*Task to complete*. Your answer must be one number: the count of lines below that include "Encounter".

*Data in this exercise*.
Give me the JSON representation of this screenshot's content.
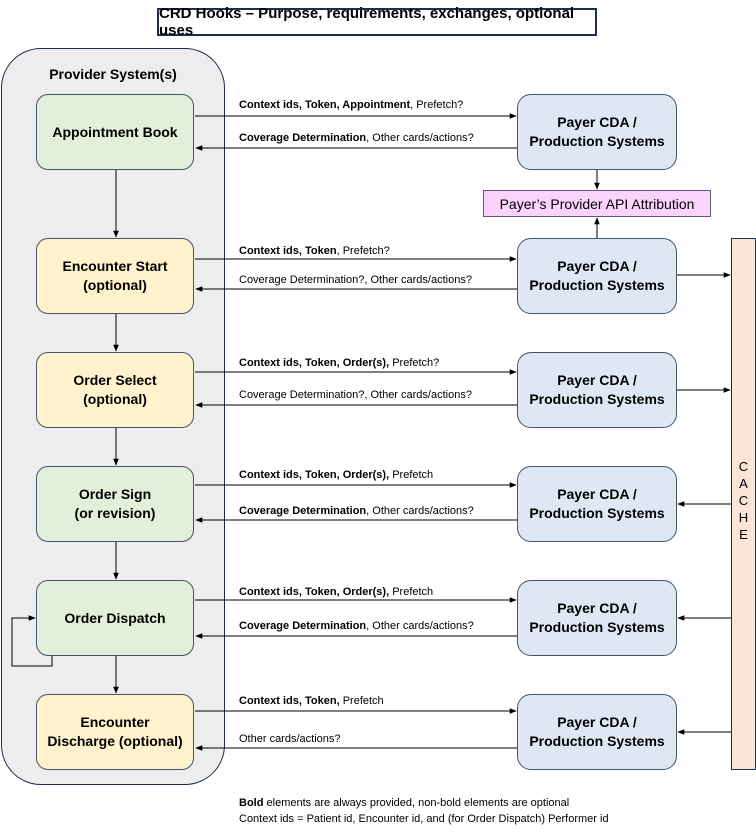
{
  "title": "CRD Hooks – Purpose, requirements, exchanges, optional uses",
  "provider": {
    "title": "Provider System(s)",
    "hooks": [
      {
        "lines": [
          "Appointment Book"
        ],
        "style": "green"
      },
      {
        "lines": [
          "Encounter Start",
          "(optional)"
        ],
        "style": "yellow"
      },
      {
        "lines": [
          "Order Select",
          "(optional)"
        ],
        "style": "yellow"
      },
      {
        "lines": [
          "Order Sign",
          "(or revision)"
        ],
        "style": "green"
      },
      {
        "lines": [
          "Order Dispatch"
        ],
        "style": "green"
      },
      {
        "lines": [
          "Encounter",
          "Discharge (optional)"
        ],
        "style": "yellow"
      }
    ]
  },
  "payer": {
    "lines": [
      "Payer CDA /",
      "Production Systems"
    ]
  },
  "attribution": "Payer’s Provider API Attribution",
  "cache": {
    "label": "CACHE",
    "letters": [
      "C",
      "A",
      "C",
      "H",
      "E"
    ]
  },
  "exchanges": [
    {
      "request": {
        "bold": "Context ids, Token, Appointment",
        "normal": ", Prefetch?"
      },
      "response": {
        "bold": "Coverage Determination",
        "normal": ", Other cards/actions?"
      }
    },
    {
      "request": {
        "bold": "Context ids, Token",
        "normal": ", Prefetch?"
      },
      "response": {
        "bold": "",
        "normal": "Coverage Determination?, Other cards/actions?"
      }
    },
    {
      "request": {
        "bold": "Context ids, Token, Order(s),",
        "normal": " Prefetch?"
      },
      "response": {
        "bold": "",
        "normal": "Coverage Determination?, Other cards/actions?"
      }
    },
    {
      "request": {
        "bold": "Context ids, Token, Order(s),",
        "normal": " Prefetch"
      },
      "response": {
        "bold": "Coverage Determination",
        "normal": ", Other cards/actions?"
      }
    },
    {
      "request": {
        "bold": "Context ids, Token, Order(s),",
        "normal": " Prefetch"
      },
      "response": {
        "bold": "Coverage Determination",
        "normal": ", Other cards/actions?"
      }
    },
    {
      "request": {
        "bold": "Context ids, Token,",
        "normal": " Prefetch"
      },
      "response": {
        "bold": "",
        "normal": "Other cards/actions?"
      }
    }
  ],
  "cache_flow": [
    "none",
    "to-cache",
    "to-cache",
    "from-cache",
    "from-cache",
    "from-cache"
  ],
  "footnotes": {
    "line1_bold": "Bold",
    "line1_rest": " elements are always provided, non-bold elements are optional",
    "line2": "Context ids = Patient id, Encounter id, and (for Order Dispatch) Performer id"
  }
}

*Answer to this problem*. 3